Veal Naval Pastrami
Before writing this blog on yet another Pastrami I tried to answer a predictable yet old question about the Ethical Objections to Veal? If you're curious click the link.
Belly, Navel or Plate it's all the same to me meaning it's all good. So what is Pastrami? Pastrami is just cured meat.
It's my goal to make as many pork charcuterie replicas as possible and the caveat of course is to use Biblical Kosher animals only. What makes this one so different? Ahhh...it's the meat I am using. I am using the delectable Veal Navel or belly (plate) as some call it.
I was able to special order this Veal Belly at Stewart's Meats in Yelm WA. It cost $140.00 bucks for this delectable piece of heaven. If you add in the Gas and toll I am sure it's closer to $160.00 bucks for this hunk of meat but it's all worth it. I will be able to make a Veal-Cetta, Veal Pastrami and a Veal Stock from this belly.
First time working with Veal plate. Very easy and pliable to work with.
Here is a picture of both sides of the Veal. It still has to be broken down.
Some great pics of meat being broken down.
Section of bones.
Bones, bones and bones!!! Breaking everything down for a Veal Stock.
Lots of scraps for my stock.
My scraps all sealed up for future use.
This section will be used for my Veal Navel Pastrami.
This section will be used for the Veal-Cetta.
This is an interesting recipe and one I have been working on for some time.
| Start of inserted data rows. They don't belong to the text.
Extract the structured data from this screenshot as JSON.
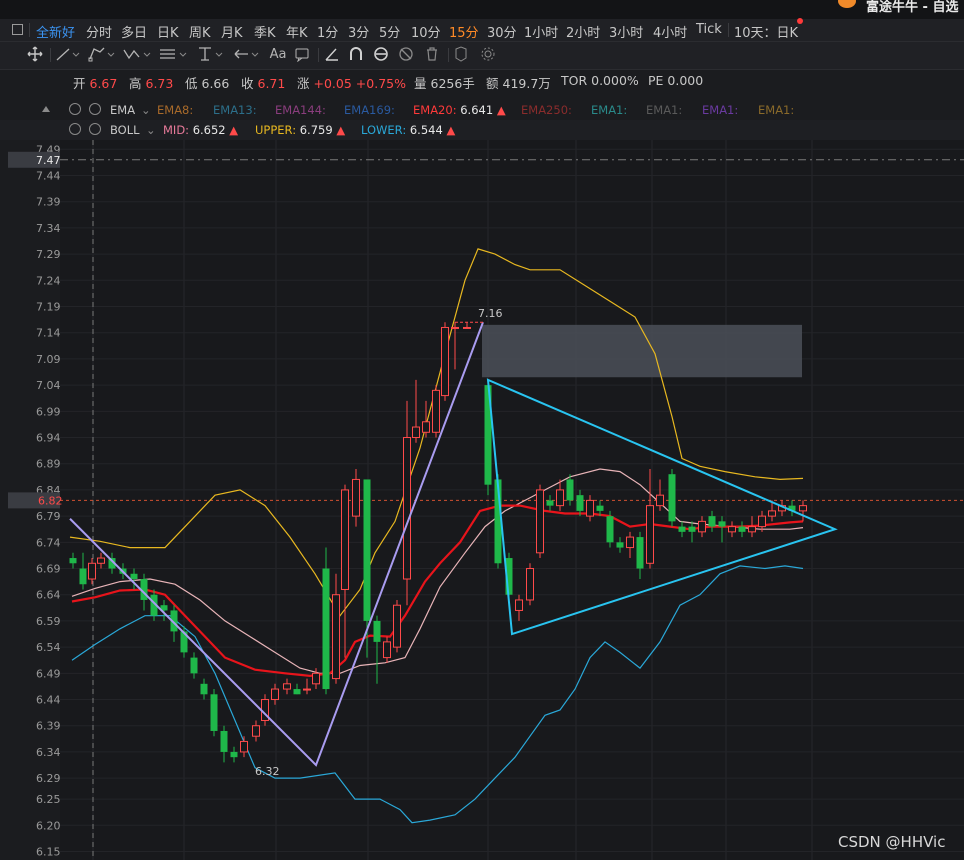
{
  "window": {
    "title": "富途牛牛 - 自选"
  },
  "timeframes": [
    "全新好",
    "分时",
    "多日",
    "日K",
    "周K",
    "月K",
    "季K",
    "年K",
    "1分",
    "3分",
    "5分",
    "10分",
    "15分",
    "30分",
    "1小时",
    "2小时",
    "3小时",
    "4小时",
    "Tick",
    "10天：日K"
  ],
  "timeframe_active": "15分",
  "quote": {
    "open_label": "开",
    "open": "6.67",
    "high_label": "高",
    "high": "6.73",
    "low_label": "低",
    "low": "6.66",
    "close_label": "收",
    "close": "6.71",
    "chg_label": "涨",
    "chg": "+0.05",
    "chg_pct": "+0.75%",
    "vol_label": "量",
    "vol": "6256手",
    "amt_label": "额",
    "amt": "419.7万",
    "tor": "TOR 0.000%",
    "pe": "PE 0.000"
  },
  "ema_row": {
    "name": "EMA",
    "items": [
      {
        "label": "EMA8:",
        "color": "#a86a2a"
      },
      {
        "label": "EMA13:",
        "color": "#2c6f8a"
      },
      {
        "label": "EMA144:",
        "color": "#8a3d7d"
      },
      {
        "label": "EMA169:",
        "color": "#2a5aa0"
      },
      {
        "label": "EMA20:",
        "value": "6.641",
        "color": "#ff3a3a"
      },
      {
        "label": "EMA250:",
        "color": "#8a2c2c"
      },
      {
        "label": "EMA1:",
        "color": "#2a8a8a"
      },
      {
        "label": "EMA1:",
        "color": "#5a5a5a"
      },
      {
        "label": "EMA1:",
        "color": "#6a3aa0"
      },
      {
        "label": "EMA1:",
        "color": "#8a6a2a"
      }
    ]
  },
  "boll_row": {
    "name": "BOLL",
    "mid_label": "MID:",
    "mid": "6.652",
    "upper_label": "UPPER:",
    "upper": "6.759",
    "lower_label": "LOWER:",
    "lower": "6.544"
  },
  "colors": {
    "up": "#ff4a4a",
    "down": "#1fb84a",
    "mid": "#e8141b",
    "upper": "#e8b820",
    "lower": "#2aa8d8",
    "pink": "#e8b4b8",
    "triangle": "#29c4f0",
    "purple_line": "#a99cf0"
  },
  "price_axis": {
    "ticks": [
      "7.49",
      "7.44",
      "7.39",
      "7.34",
      "7.29",
      "7.24",
      "7.19",
      "7.14",
      "7.09",
      "7.04",
      "6.99",
      "6.94",
      "6.89",
      "6.84",
      "6.79",
      "6.74",
      "6.69",
      "6.64",
      "6.59",
      "6.54",
      "6.49",
      "6.44",
      "6.39",
      "6.34",
      "6.29",
      "6.25",
      "6.20",
      "6.15"
    ],
    "crosshair_price": "7.47",
    "last_price": "6.82"
  },
  "chart_labels": {
    "high_mark": "7.16",
    "low_mark": "6.32"
  },
  "watermark": "CSDN @HHVic"
}
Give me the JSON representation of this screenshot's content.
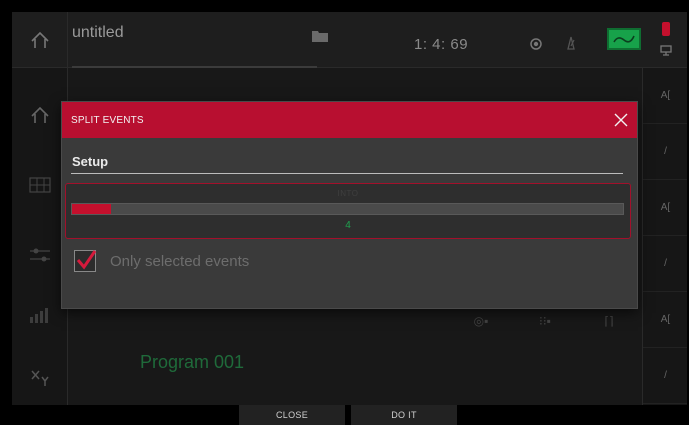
{
  "header": {
    "title": "untitled",
    "counter": "1:  4:  69"
  },
  "modal": {
    "title": "SPLIT EVENTS",
    "tab": "Setup",
    "into": {
      "label": "INTO",
      "value": "4",
      "level_fraction": 0.07
    },
    "checkbox": {
      "label": "Only selected events",
      "checked": true
    }
  },
  "background": {
    "program_name": "Program 001"
  },
  "footer": {
    "close_label": "CLOSE",
    "do_it_label": "DO IT"
  },
  "right_column": {
    "items": [
      "A[",
      "/",
      "A[",
      "/",
      "A[",
      "/"
    ]
  },
  "colors": {
    "accent": "#c4102d",
    "header_red": "#b80f30",
    "value_green": "#1fa24f",
    "program_green": "#1f6a3a"
  },
  "icons": {
    "home": "home-icon",
    "close": "close-icon",
    "folder": "folder-icon",
    "check": "check-icon"
  }
}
In this version I decreased the salt from 3.56% to 2.7% and increased the cloves from .20% to .25%.
I am hoping these adjustments will be a grand slam. I combined the salt and Cure#1 and rubbed it into the meat thoroughly getting into every nook and cranny.
I took the whole spices and herbs, (Bay leaf, Grains of Paradise, Coriander, Juniper berries, Whole cloves and mustard seeds) and placed them in a dry pan and applied a little heat to them to bring out their essential oil. I then grounded them up in a spice grinder.
I combined the the ground up spices with the remaining ingredients and applied them to both sides of the meat thoroughly.
The Temp out side was about 65 degrees. I used Apple pellets and the A-MAXE-N-PELLET-SMOKER. I filled the water reservoir up with a bucket of ice and water. I used old fashion charcoal and apple wood to smoke the meat and of course using my Smokey Mountain Cooker makes it easy. The temp fluctuated between 175-200 degrees. I cold smoked for 2 1/2 hours and hot smoked for 3 hours.
All cooked and ready for a 24 hour Sous-vide.
Sitting in the water bath. After the 24 hour water bath I will chill it down in a ice water immersion. It will sit in the refrigerator over night. I will than give it a light coating of Rub and hot smoke at a very temp to create a great bark.
Ok, all done smoking. Ready for the steam bath.
Of course I am using a commercial steamer. It will be done when a knife can pierce through the meat easily.
All done. A thing of beauty.
Final thoughts are on bottom of page. Perfection all the way!!
This is the fattier section of the plate Pastrami. Amazing!!!!
Final thoughts: One word AMAZING!! One of the most tasty pastrami's I have ever made. I will not change a thing. Every step was perfect!!! The texture, the taste was to die for. Flavors not too pronounced or muted by the long Sous-vide process. The salt content this time was perfect. As you recall I reduced it a bit.
To recap all the steps to pull this off:
- Buy Veal Plate
- Prepare Belly and get spices and herbs in order.
- Vacuum Seal and cure
- Fold and shape into desired shape
- 36 hour rest in cooler
- Apply Spices and sugar and Cold Smoke for 2-3 hours
- Semi-Hot-Smoke at about 150-170 degrees for a couple of hours
- Sous-Vide at 149 degrees for 24 hours.
- Ice bath for 3 hours
- Refrigerate at least 24 hours
- Apply another thin
- Semi-Hot-Smoke to create a better bark.
- Steam until tender
- Slice thin
- Eat until content
Opinions- Now having made Pastrami over a dozen times using plate, duck, and brisket I have become somewhat of an aficionado on the subject. Having brined and dry cured many pastrami's I would have to say my preference is dry curing. It produces a better flavor transfer and you have better control over salt percentages.